§ PROVIDED RECORDS
-- Opening Marker --
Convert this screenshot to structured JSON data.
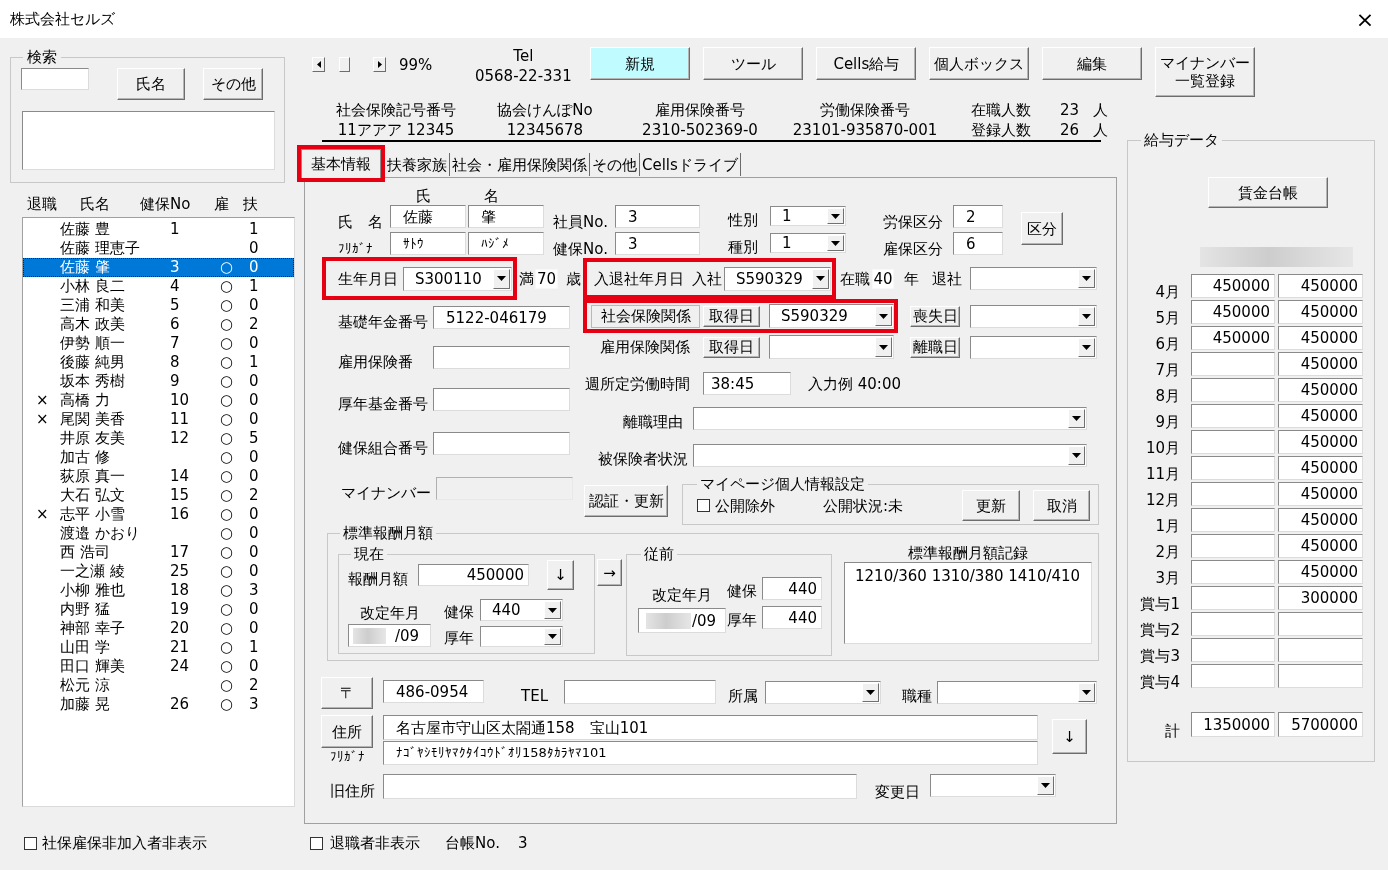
{
  "window": {
    "title": "株式会社セルズ",
    "close": "×"
  },
  "search": {
    "legend": "検索",
    "buttons": [
      "氏名",
      "その他"
    ]
  },
  "employee_list": {
    "columns": [
      "退職",
      "氏名",
      "健保No",
      "雇",
      "扶"
    ],
    "rows": [
      {
        "name": "佐藤 豊",
        "kenpo_no": "1",
        "dependents": "1",
        "selected": false
      },
      {
        "name": "佐藤 理恵子",
        "dependents": "0",
        "selected": false
      },
      {
        "name": "佐藤 肇",
        "kenpo_no": "3",
        "employment": "○",
        "dependents": "0",
        "selected": true
      },
      {
        "name": "小林 良二",
        "kenpo_no": "4",
        "employment": "○",
        "dependents": "1",
        "selected": false
      },
      {
        "name": "三浦 和美",
        "kenpo_no": "5",
        "employment": "○",
        "dependents": "0",
        "selected": false
      },
      {
        "name": "高木 政美",
        "kenpo_no": "6",
        "employment": "○",
        "dependents": "2",
        "selected": false
      },
      {
        "name": "伊勢 順一",
        "kenpo_no": "7",
        "employment": "○",
        "dependents": "0",
        "selected": false
      },
      {
        "name": "後藤 純男",
        "kenpo_no": "8",
        "employment": "○",
        "dependents": "1",
        "selected": false
      },
      {
        "name": "坂本 秀樹",
        "kenpo_no": "9",
        "employment": "○",
        "dependents": "0",
        "selected": false
      },
      {
        "retired": "×",
        "name": "高橋 力",
        "kenpo_no": "10",
        "employment": "○",
        "dependents": "0",
        "selected": false
      },
      {
        "retired": "×",
        "name": "尾関 美香",
        "kenpo_no": "11",
        "employment": "○",
        "dependents": "0",
        "selected": false
      },
      {
        "name": "井原 友美",
        "kenpo_no": "12",
        "employment": "○",
        "dependents": "5",
        "selected": false
      },
      {
        "name": "加古 修",
        "employment": "○",
        "dependents": "0",
        "selected": false
      },
      {
        "name": "荻原 真一",
        "kenpo_no": "14",
        "employment": "○",
        "dependents": "0",
        "selected": false
      },
      {
        "name": "大石 弘文",
        "kenpo_no": "15",
        "employment": "○",
        "dependents": "2",
        "selected": false
      },
      {
        "retired": "×",
        "name": "志平 小雪",
        "kenpo_no": "16",
        "employment": "○",
        "dependents": "0",
        "selected": false
      },
      {
        "name": "渡邉 かおり",
        "employment": "○",
        "dependents": "0",
        "selected": false
      },
      {
        "name": "西 浩司",
        "kenpo_no": "17",
        "employment": "○",
        "dependents": "0",
        "selected": false
      },
      {
        "name": "一之瀬 綾",
        "kenpo_no": "25",
        "employment": "○",
        "dependents": "0",
        "selected": false
      },
      {
        "name": "小柳 雅也",
        "kenpo_no": "18",
        "employment": "○",
        "dependents": "3",
        "selected": false
      },
      {
        "name": "内野 猛",
        "kenpo_no": "19",
        "employment": "○",
        "dependents": "0",
        "selected": false
      },
      {
        "name": "神部 幸子",
        "kenpo_no": "20",
        "employment": "○",
        "dependents": "0",
        "selected": false
      },
      {
        "name": "山田 学",
        "kenpo_no": "21",
        "employment": "○",
        "dependents": "1",
        "selected": false
      },
      {
        "name": "田口 輝美",
        "kenpo_no": "24",
        "employment": "○",
        "dependents": "0",
        "selected": false
      },
      {
        "name": "松元 涼",
        "employment": "○",
        "dependents": "2",
        "selected": false
      },
      {
        "name": "加藤 晃",
        "kenpo_no": "26",
        "employment": "○",
        "dependents": "3",
        "selected": false
      }
    ]
  },
  "hide_uninsured": {
    "label": "社保雇保非加入者非表示",
    "checked": false
  },
  "zoom": {
    "value": "99%"
  },
  "tel": {
    "label": "Tel",
    "value": "0568-22-331"
  },
  "toolbar": [
    {
      "label": "新規",
      "highlighted": true
    },
    {
      "label": "ツール",
      "highlighted": false
    },
    {
      "label": "Cells給与",
      "highlighted": false
    },
    {
      "label": "個人ボックス",
      "highlighted": false
    },
    {
      "label": "編集",
      "highlighted": false
    },
    {
      "label": "マイナンバー一覧登録",
      "highlighted": false
    }
  ],
  "insurance_numbers": [
    {
      "label": "社会保険記号番号",
      "value": "11アアア 12345"
    },
    {
      "label": "協会けんぽNo",
      "value": "12345678"
    },
    {
      "label": "雇用保険番号",
      "value": "2310-502369-0"
    },
    {
      "label": "労働保険番号",
      "value": "23101-935870-001"
    }
  ],
  "headcounts": [
    {
      "label": "在職人数",
      "value": "23",
      "unit": "人"
    },
    {
      "label": "登録人数",
      "value": "26",
      "unit": "人"
    }
  ],
  "tabs": [
    {
      "label": "基本情報",
      "selected": true,
      "highlighted": true
    },
    {
      "label": "扶養家族",
      "selected": false,
      "highlighted": false
    },
    {
      "label": "社会・雇用保険関係",
      "selected": false,
      "highlighted": false
    },
    {
      "label": "その他",
      "selected": false,
      "highlighted": false
    },
    {
      "label": "Cellsドライブ",
      "selected": false,
      "highlighted": false
    }
  ],
  "basic_info": {
    "name": {
      "label": "氏　名",
      "surname_heading": "氏",
      "given_heading": "名",
      "surname": "佐藤",
      "given": "肇"
    },
    "furigana": {
      "label": "ﾌﾘｶﾞﾅ",
      "surname": "ｻﾄｳ",
      "given": "ﾊｼﾞﾒ"
    },
    "employee_no": {
      "label": "社員No.",
      "value": "3"
    },
    "kenpo_no": {
      "label": "健保No.",
      "value": "3"
    },
    "gender": {
      "label": "性別",
      "value": "1"
    },
    "category": {
      "label": "種別",
      "value": "1"
    },
    "labor_insurance_class": {
      "label": "労保区分",
      "value": "2"
    },
    "employment_insurance_class": {
      "label": "雇保区分",
      "value": "6"
    },
    "class_button": "区分",
    "birth_date": {
      "label": "生年月日",
      "value": "S300110",
      "highlighted": true
    },
    "age": {
      "prefix": "満",
      "value": "70",
      "unit": "歳"
    },
    "hire_date": {
      "label": "入退社年月日",
      "sub_label": "入社",
      "value": "S590329",
      "highlighted": true
    },
    "tenure": {
      "label": "在職",
      "value": "40",
      "unit": "年"
    },
    "leave_date": {
      "label": "退社"
    },
    "pension_no": {
      "label": "基礎年金番号",
      "value": "5122-046179"
    },
    "employment_insurance_no": {
      "label": "雇用保険番"
    },
    "pension_fund_no": {
      "label": "厚年基金番号"
    },
    "health_union_no": {
      "label": "健保組合番号"
    },
    "my_number": {
      "label": "マイナンバー",
      "disabled": true
    },
    "social_insurance": {
      "label": "社会保険関係",
      "acquired_button": "取得日",
      "acquired_date": "S590329",
      "lost_button": "喪失日",
      "highlighted": true
    },
    "employment_insurance": {
      "label": "雇用保険関係",
      "acquired_button": "取得日",
      "lost_button": "離職日"
    },
    "weekly_hours": {
      "label": "週所定労働時間",
      "value": "38:45",
      "hint": "入力例 40:00"
    },
    "separation_reason": {
      "label": "離職理由"
    },
    "insured_status": {
      "label": "被保険者状況"
    },
    "auth_button": "認証・更新",
    "mypage": {
      "legend": "マイページ個人情報設定",
      "exclude": {
        "label": "公開除外",
        "checked": false
      },
      "status": "公開状況:未",
      "buttons": [
        "更新",
        "取消"
      ]
    },
    "standard_pay": {
      "legend": "標準報酬月額",
      "current": {
        "legend": "現在",
        "pay_label": "報酬月額",
        "pay": "450000",
        "down_button": "↓",
        "revision_label": "改定年月",
        "revision": "/09",
        "redacted": true,
        "kenpo_label": "健保",
        "kenpo": "440",
        "kounen_label": "厚年"
      },
      "copy_button": "→",
      "previous": {
        "legend": "従前",
        "revision_label": "改定年月",
        "revision": "/09",
        "redacted": true,
        "kenpo_label": "健保",
        "kenpo": "440",
        "kounen_label": "厚年",
        "kounen": "440"
      },
      "history": {
        "label": "標準報酬月額記録",
        "value": "1210/360 1310/380 1410/410"
      }
    },
    "address": {
      "zip_button": "〒",
      "zip": "486-0954",
      "tel_label": "TEL",
      "department_label": "所属",
      "job_label": "職種",
      "address_button": "住所",
      "address": "名古屋市守山区太閤通158　宝山101",
      "furigana_label": "ﾌﾘｶﾞﾅ",
      "furigana": "ﾅｺﾞﾔｼﾓﾘﾔﾏｸﾀｲｺｳﾄﾞｵﾘ158ﾀｶﾗﾔﾏ101",
      "copy_button": "↓",
      "old_address_label": "旧住所",
      "change_date_label": "変更日"
    }
  },
  "hide_retired": {
    "label": "退職者非表示",
    "checked": false
  },
  "ledger_no": {
    "label": "台帳No.",
    "value": "3"
  },
  "salary_data": {
    "legend": "給与データ",
    "button": "賃金台帳",
    "header_redacted": true,
    "rows": [
      {
        "label": "4月",
        "col_1": "450000",
        "col_2": "450000"
      },
      {
        "label": "5月",
        "col_1": "450000",
        "col_2": "450000"
      },
      {
        "label": "6月",
        "col_1": "450000",
        "col_2": "450000"
      },
      {
        "label": "7月",
        "col_2": "450000"
      },
      {
        "label": "8月",
        "col_2": "450000"
      },
      {
        "label": "9月",
        "col_2": "450000"
      },
      {
        "label": "10月",
        "col_2": "450000"
      },
      {
        "label": "11月",
        "col_2": "450000"
      },
      {
        "label": "12月",
        "col_2": "450000"
      },
      {
        "label": "1月",
        "col_2": "450000"
      },
      {
        "label": "2月",
        "col_2": "450000"
      },
      {
        "label": "3月",
        "col_2": "450000"
      },
      {
        "label": "賞与1",
        "col_2": "300000"
      },
      {
        "label": "賞与2"
      },
      {
        "label": "賞与3"
      },
      {
        "label": "賞与4"
      }
    ],
    "total": {
      "label": "計",
      "col_1": "1350000",
      "col_2": "5700000"
    }
  }
}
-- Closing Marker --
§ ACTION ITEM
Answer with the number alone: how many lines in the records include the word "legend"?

§ ANSWER SECTION
6